From the records below, copy each line in which the string "TrajikomikNews" occurs.
RECORDED INFORMATION START
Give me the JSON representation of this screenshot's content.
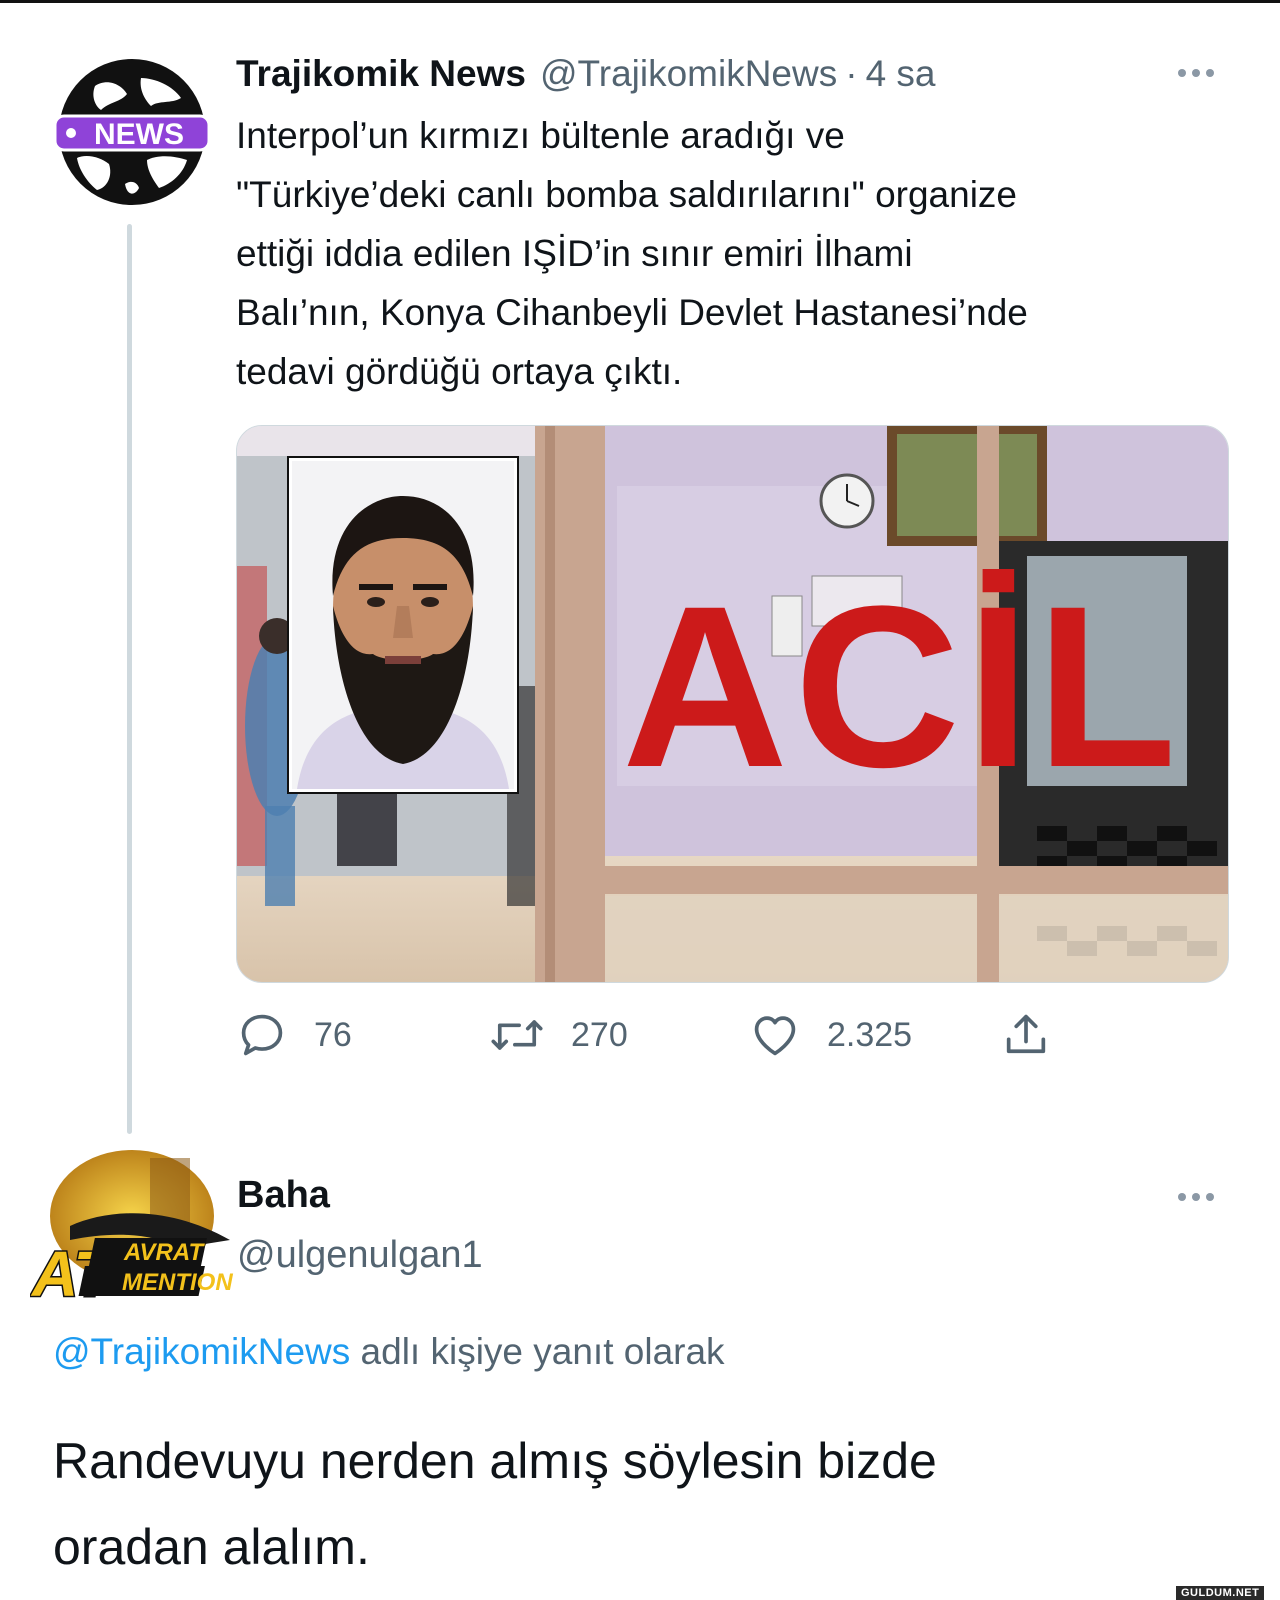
{
  "tweet": {
    "author_name": "Trajikomik News",
    "author_handle": "@TrajikomikNews",
    "separator": "·",
    "time": "4 sa",
    "avatar_badge": "NEWS",
    "text_lines": [
      "Interpol’un kırmızı bültenle aradığı ve",
      "\"Türkiye’deki canlı bomba saldırılarını\" organize",
      "ettiği iddia edilen IŞİD’in sınır emiri İlhami",
      "Balı’nın, Konya Cihanbeyli Devlet Hastanesi’nde",
      "tedavi gördüğü ortaya çıktı."
    ],
    "media": {
      "sign_text": "ACİL"
    },
    "actions": {
      "replies": "76",
      "retweets": "270",
      "likes": "2.325"
    }
  },
  "reply": {
    "author_name": "Baha",
    "author_handle": "@ulgenulgan1",
    "avatar_text_big": "AT",
    "avatar_text_top": "AVRAT",
    "avatar_text_bottom": "MENTION",
    "context_mention": "@TrajikomikNews",
    "context_text": "adlı kişiye yanıt olarak",
    "text_lines": [
      "Randevuyu nerden almış söylesin bizde",
      "oradan alalım."
    ]
  },
  "watermark": "GULDUM.NET",
  "colors": {
    "text_primary": "#0f1419",
    "text_secondary": "#536471",
    "link": "#1d9bf0",
    "news_badge": "#8f43d8",
    "acil_red": "#cc1a1a"
  }
}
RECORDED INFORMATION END
→ **RESPONSE FOR THIS EXERCISE**
    "author_handle": "@TrajikomikNews",
    "context_mention": "@TrajikomikNews",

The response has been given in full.